What we are really dealing with here is a rump of a party that refuses to take a pan-Canadian view of what the nation is all about.

Infrastructure ProgramOral Question Period

2:50 p.m.

Liberal

Charles Caccia Liberal Davenport, ON

Mr. Speaker, my question is for the President of the Treasury Board.

In view of the recently announced unemployment rate of 10 per cent, can the President of the Treasury Board inform this House whether the government intends to launch a new infrastructure program this winter?

Infrastructure ProgramOral Question Period

2:50 p.m.

Hull—Aylmer Québec

Liberal

Marcel Massé LiberalPresident of the Treasury Board and Minister responsible for Infrastructure

Mr. Speaker, the unemployment rate at 10 per cent is too high, but I think we should remember that since we have come into office we have helped to create about 700,000 jobs. The unemployment rate has decreased from 11.4 per cent to the present 10 per cent.

The best way in which a government can help to decrease that unemployment rate is obviously by helping to decrease interest rates. We now have the lowest interest rates in 30 years which of course helps investment and creates jobs.

The infrastructure program has created jobs, probably more than 110,000. We are still in the process of considering the pros and cons and the decision should be made within a few weeks.

Apec SummitOral Question Period

2:50 p.m.

Bloc

Philippe Paré Bloc Louis-Hébert, QC

Mr. Speaker, my question is for the Minister of Foreign Affairs.

This coming November 23 to 25, the 18 heads of state who are members of APEC, the Asia-Pacific Economic Co-operation Forum, will be meeting in Manila, the Philippines. José Ramos Horta, Nobel Peace Prize winner and human rights activist in East Timor, has been denied access to the Philippines at the time of the summit, however.

Does Canada intend to make protests to the government of the Philippines for reversal of this decision and for José Ramos Horta to be allowed onto its territory?

Apec SummitOral Question Period

2:55 p.m.

Winnipeg South Centre Manitoba

Liberal

Lloyd Axworthy LiberalMinister of Foreign Affairs

Mr. Speaker, the decision as to who is allowed into the Philippines is one to be taken by the Government of the Philippines alone.

During the meeting of the Asia-Pacific group, I will certainly be meeting on a number of occasions with other ministers of foreign affairs to discuss human rights issues in that region of the Asia-Pacific. As I have already said, it is very important to have direct and constructive commitments with other countries. This is, unfortunately, a decision for the Government of the Philippines and there is nothing Canada can do about it.

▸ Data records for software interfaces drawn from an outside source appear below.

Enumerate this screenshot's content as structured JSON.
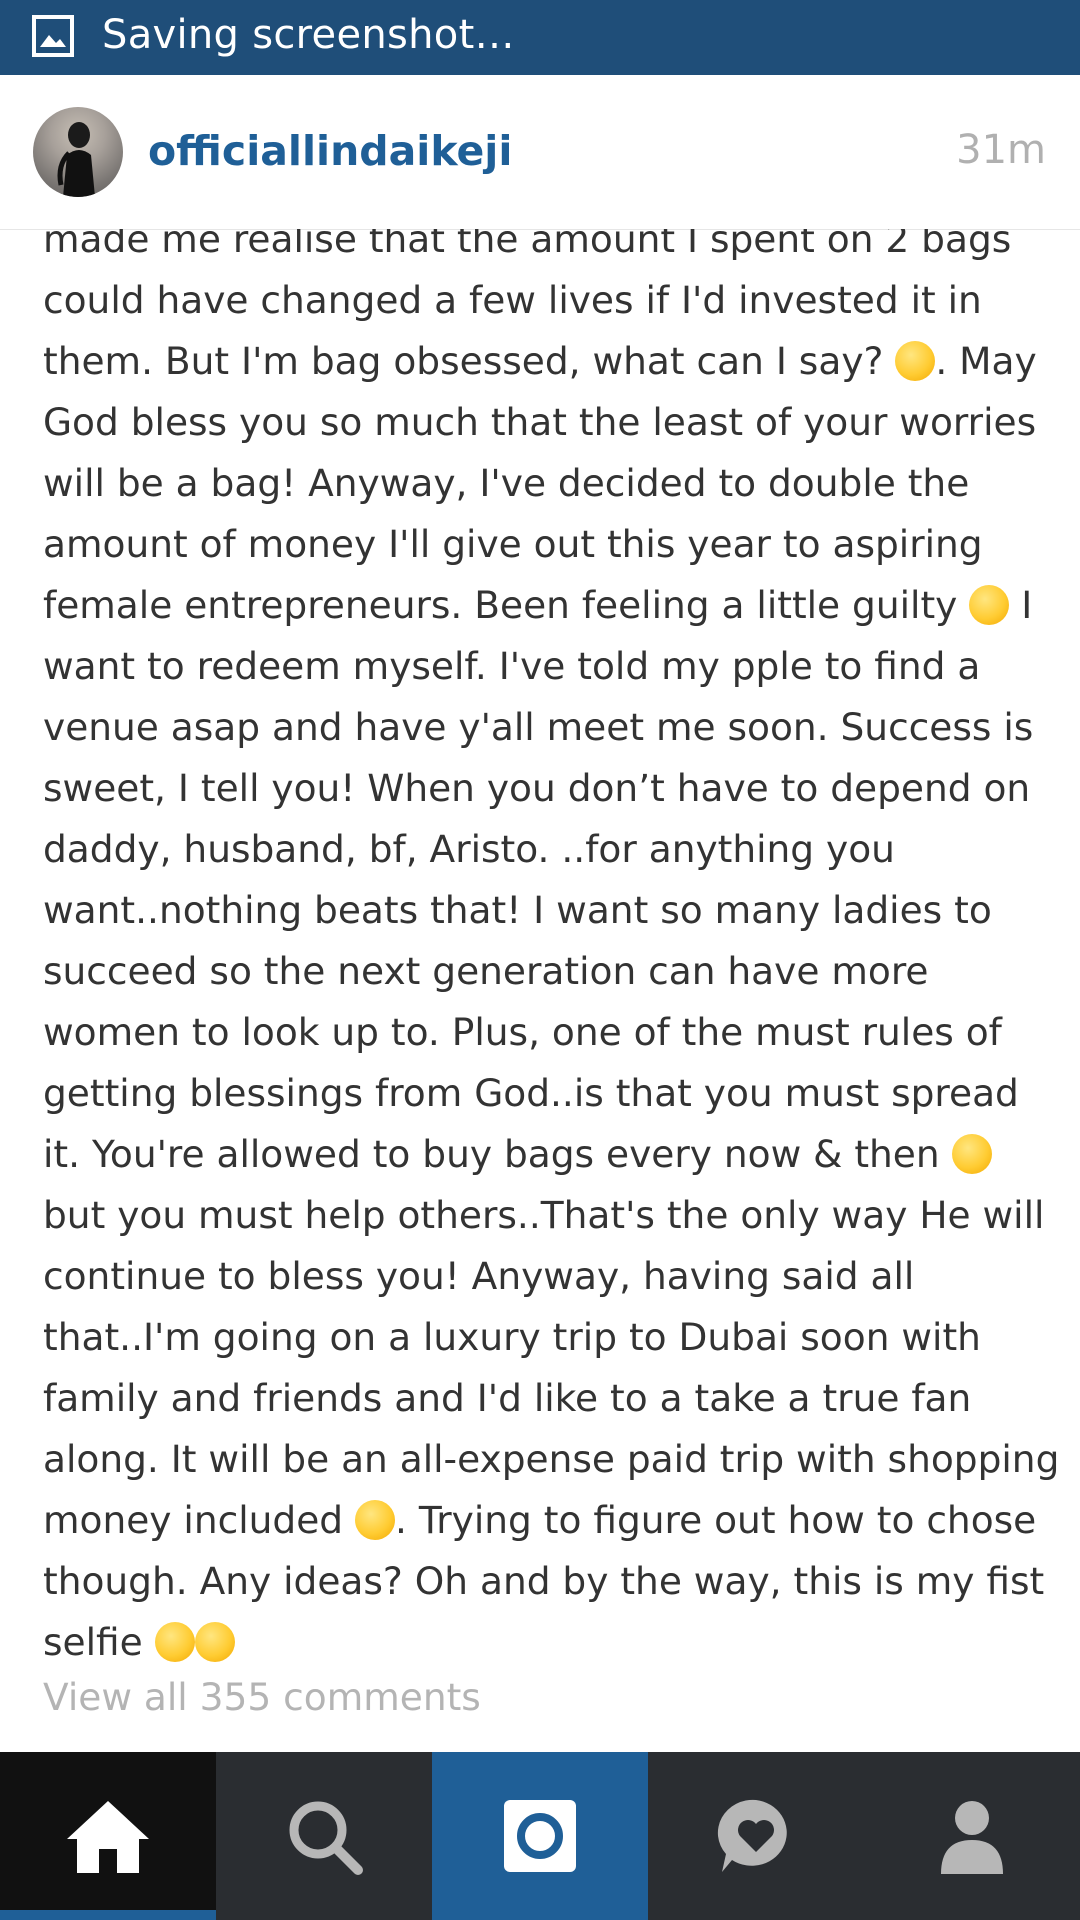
{
  "status_bar": {
    "notification_icon": "image-icon",
    "text": "Saving screenshot…"
  },
  "post": {
    "username": "officiallindaikeji",
    "time_ago": "31m",
    "avatar": "profile-photo"
  },
  "caption_lines": [
    "made me realise that the amount I spent on 2 bags",
    "could have changed a few lives if I'd invested it in",
    "them. But I'm bag obsessed, what can I say? ",
    "God bless you so much that the least of your worries",
    "will be a bag! Anyway, I've decided to double the",
    "amount of money I'll give out this year to aspiring",
    "female entrepreneurs. Been feeling a little guilty ",
    "want to redeem myself. I've told my pple to find a",
    "venue asap and have y'all meet me soon. Success is",
    "sweet, I tell you! When you don’t have to depend on",
    "daddy, husband, bf, Aristo. ..for anything you",
    "want..nothing beats that! I want so many ladies to",
    "succeed so the next generation can have more",
    "women to look up to. Plus, one of the must rules of",
    "getting blessings from God..is that you must spread",
    "it. You're allowed to buy bags every now & then ",
    "but you must help others..That's the only way He will",
    "continue to bless you! Anyway, having said all",
    "that..I'm going on a luxury trip to Dubai soon with",
    "family and friends and I'd like to a take a true fan",
    "along. It will be an all-expense paid trip with shopping",
    "money included ",
    "though. Any ideas? Oh and by the way, this is my fist",
    "selfie "
  ],
  "caption_suffixes": {
    "line3": ". May",
    "line7": " I",
    "line22": ". Trying to figure out how to chose"
  },
  "view_comments": "View all 355 comments",
  "bottom_nav": {
    "items": [
      "home-icon",
      "search-icon",
      "camera-icon",
      "activity-icon",
      "profile-icon"
    ],
    "active": "home"
  },
  "colors": {
    "status_bar": "#1f4e79",
    "link": "#1f5f97",
    "nav_dark": "#2a2d31",
    "nav_active": "#1f5f97"
  }
}
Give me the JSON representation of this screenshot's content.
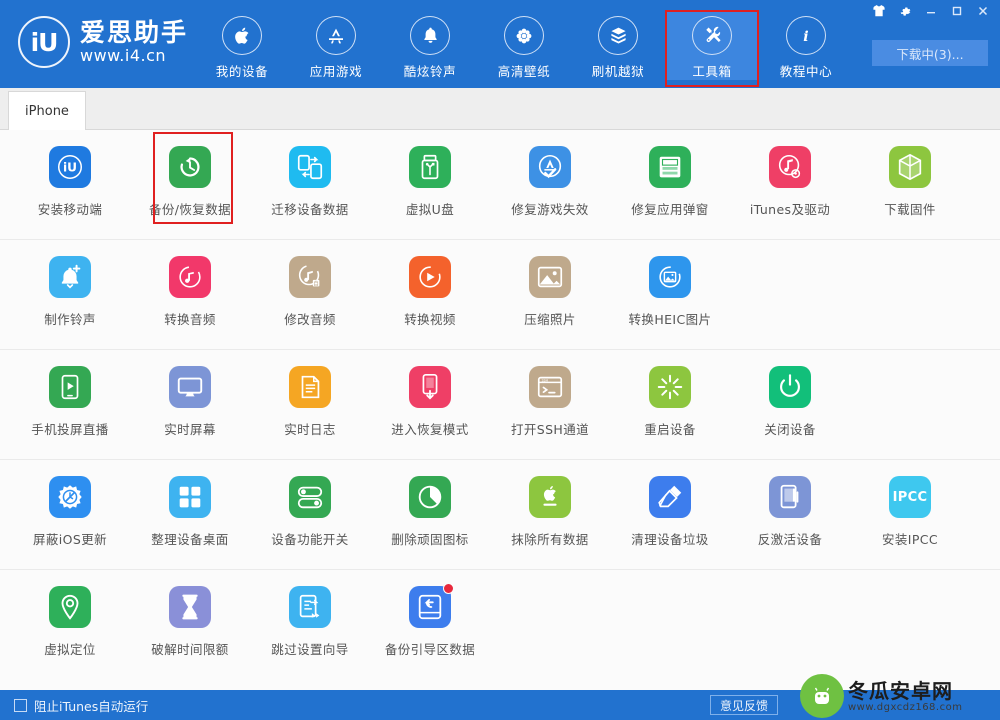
{
  "window": {
    "controls": [
      {
        "name": "skin-icon",
        "glyph": "skin"
      },
      {
        "name": "gear-icon",
        "glyph": "gear"
      },
      {
        "name": "minimize-icon",
        "glyph": "minimize"
      },
      {
        "name": "maximize-icon",
        "glyph": "maximize"
      },
      {
        "name": "close-icon",
        "glyph": "close"
      }
    ]
  },
  "brand": {
    "mark": "iU",
    "name_cn": "爱思助手",
    "url": "www.i4.cn"
  },
  "nav": {
    "items": [
      {
        "label": "我的设备",
        "icon": "apple-icon",
        "active": false,
        "highlight": false
      },
      {
        "label": "应用游戏",
        "icon": "appstore-icon",
        "active": false,
        "highlight": false
      },
      {
        "label": "酷炫铃声",
        "icon": "bell-icon",
        "active": false,
        "highlight": false
      },
      {
        "label": "高清壁纸",
        "icon": "flower-icon",
        "active": false,
        "highlight": false
      },
      {
        "label": "刷机越狱",
        "icon": "box-open-icon",
        "active": false,
        "highlight": false
      },
      {
        "label": "工具箱",
        "icon": "wrench-icon",
        "active": true,
        "highlight": true
      },
      {
        "label": "教程中心",
        "icon": "info-icon",
        "active": false,
        "highlight": false
      }
    ]
  },
  "download_button": {
    "label": "下载中(3)..."
  },
  "tabs": [
    {
      "label": "iPhone",
      "active": true
    }
  ],
  "toolbox": {
    "rows": [
      [
        {
          "label": "安装移动端",
          "icon": "i4-app-icon",
          "color": "#1f7ae0",
          "highlight": false
        },
        {
          "label": "备份/恢复数据",
          "icon": "backup-restore-icon",
          "color": "#34a853",
          "highlight": true
        },
        {
          "label": "迁移设备数据",
          "icon": "device-migrate-icon",
          "color": "#1fbbf0",
          "highlight": false
        },
        {
          "label": "虚拟U盘",
          "icon": "usb-drive-icon",
          "color": "#2eb05a",
          "highlight": false
        },
        {
          "label": "修复游戏失效",
          "icon": "appstore-fix-icon",
          "color": "#3d91e5",
          "highlight": false
        },
        {
          "label": "修复应用弹窗",
          "icon": "apple-id-icon",
          "color": "#2eb05a",
          "highlight": false
        },
        {
          "label": "iTunes及驱动",
          "icon": "itunes-driver-icon",
          "color": "#ef3f66",
          "highlight": false
        },
        {
          "label": "下载固件",
          "icon": "firmware-box-icon",
          "color": "#8dc63f",
          "highlight": false
        }
      ],
      [
        {
          "label": "制作铃声",
          "icon": "ringtone-make-icon",
          "color": "#3eb3f0",
          "highlight": false
        },
        {
          "label": "转换音频",
          "icon": "audio-convert-icon",
          "color": "#f2386a",
          "highlight": false
        },
        {
          "label": "修改音频",
          "icon": "audio-edit-icon",
          "color": "#bfa98c",
          "highlight": false
        },
        {
          "label": "转换视频",
          "icon": "video-convert-icon",
          "color": "#f4622c",
          "highlight": false
        },
        {
          "label": "压缩照片",
          "icon": "photo-compress-icon",
          "color": "#bfa98c",
          "highlight": false
        },
        {
          "label": "转换HEIC图片",
          "icon": "heic-convert-icon",
          "color": "#2e96ed",
          "highlight": false
        }
      ],
      [
        {
          "label": "手机投屏直播",
          "icon": "screen-cast-icon",
          "color": "#34a853",
          "highlight": false
        },
        {
          "label": "实时屏幕",
          "icon": "realtime-screen-icon",
          "color": "#7d95d6",
          "highlight": false
        },
        {
          "label": "实时日志",
          "icon": "realtime-log-icon",
          "color": "#f5a623",
          "highlight": false
        },
        {
          "label": "进入恢复模式",
          "icon": "recovery-mode-icon",
          "color": "#ef3f66",
          "highlight": false
        },
        {
          "label": "打开SSH通道",
          "icon": "ssh-terminal-icon",
          "color": "#bfa98c",
          "highlight": false
        },
        {
          "label": "重启设备",
          "icon": "restart-device-icon",
          "color": "#8dc63f",
          "highlight": false
        },
        {
          "label": "关闭设备",
          "icon": "power-off-icon",
          "color": "#12bf7a",
          "highlight": false
        }
      ],
      [
        {
          "label": "屏蔽iOS更新",
          "icon": "block-update-icon",
          "color": "#2e8ff0",
          "highlight": false
        },
        {
          "label": "整理设备桌面",
          "icon": "organize-desktop-icon",
          "color": "#3eb3f0",
          "highlight": false
        },
        {
          "label": "设备功能开关",
          "icon": "feature-toggle-icon",
          "color": "#34a853",
          "highlight": false
        },
        {
          "label": "删除顽固图标",
          "icon": "remove-icon-icon",
          "color": "#34a853",
          "highlight": false
        },
        {
          "label": "抹除所有数据",
          "icon": "erase-all-icon",
          "color": "#8dc63f",
          "highlight": false
        },
        {
          "label": "清理设备垃圾",
          "icon": "clean-junk-icon",
          "color": "#3d7ded",
          "highlight": false
        },
        {
          "label": "反激活设备",
          "icon": "deactivate-icon",
          "color": "#7d95d6",
          "highlight": false
        },
        {
          "label": "安装IPCC",
          "icon": "ipcc-install-icon",
          "color": "#3ec8ef",
          "highlight": false,
          "text": "IPCC"
        }
      ],
      [
        {
          "label": "虚拟定位",
          "icon": "virtual-location-icon",
          "color": "#2eb05a",
          "highlight": false
        },
        {
          "label": "破解时间限额",
          "icon": "time-limit-icon",
          "color": "#8a90d8",
          "highlight": false
        },
        {
          "label": "跳过设置向导",
          "icon": "skip-setup-icon",
          "color": "#3eb3f0",
          "highlight": false
        },
        {
          "label": "备份引导区数据",
          "icon": "backup-boot-icon",
          "color": "#3d7ded",
          "highlight": false,
          "badge": true
        }
      ]
    ]
  },
  "footer": {
    "checkbox_label": "阻止iTunes自动运行",
    "checkbox_checked": false,
    "feedback_label": "意见反馈"
  },
  "watermark": {
    "name_cn": "冬瓜安卓网",
    "url": "www.dgxcdz168.com"
  },
  "colors": {
    "header_blue": "#2272cf",
    "active_nav": "#3d86df",
    "highlight_red": "#e02020",
    "content_bg": "#fbfbfb"
  }
}
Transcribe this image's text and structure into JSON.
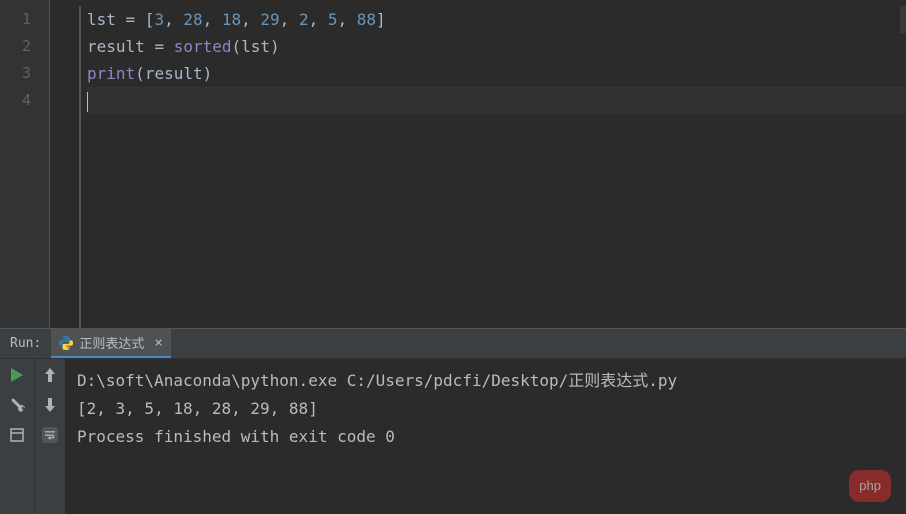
{
  "editor": {
    "lines": [
      {
        "num": "1"
      },
      {
        "num": "2"
      },
      {
        "num": "3"
      },
      {
        "num": "4"
      }
    ],
    "code": {
      "l1": {
        "var": "lst ",
        "eq": "= ",
        "lb": "[",
        "n1": "3",
        "c1": ", ",
        "n2": "28",
        "c2": ", ",
        "n3": "18",
        "c3": ", ",
        "n4": "29",
        "c4": ", ",
        "n5": "2",
        "c5": ", ",
        "n6": "5",
        "c6": ", ",
        "n7": "88",
        "rb": "]"
      },
      "l2": {
        "var": "result ",
        "eq": "= ",
        "fn": "sorted",
        "lp": "(",
        "arg": "lst",
        "rp": ")"
      },
      "l3": {
        "fn": "print",
        "lp": "(",
        "arg": "result",
        "rp": ")"
      }
    }
  },
  "run": {
    "label": "Run:",
    "tab": {
      "name": "正则表达式",
      "close": "×"
    }
  },
  "console": {
    "line1": "D:\\soft\\Anaconda\\python.exe C:/Users/pdcfi/Desktop/正则表达式.py",
    "line2": "[2, 3, 5, 18, 28, 29, 88]",
    "line3": "",
    "line4": "Process finished with exit code 0"
  },
  "watermark": "php"
}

Apec SummitOral Question Period

2:55 p.m.

Bloc

Philippe Paré Bloc Louis-Hébert, QC

Mr. Speaker, does the minister not acknowledge that such treatment of a Nobel Peace Prize Winner is truly unacceptable, and that Canada ought to react vigorously?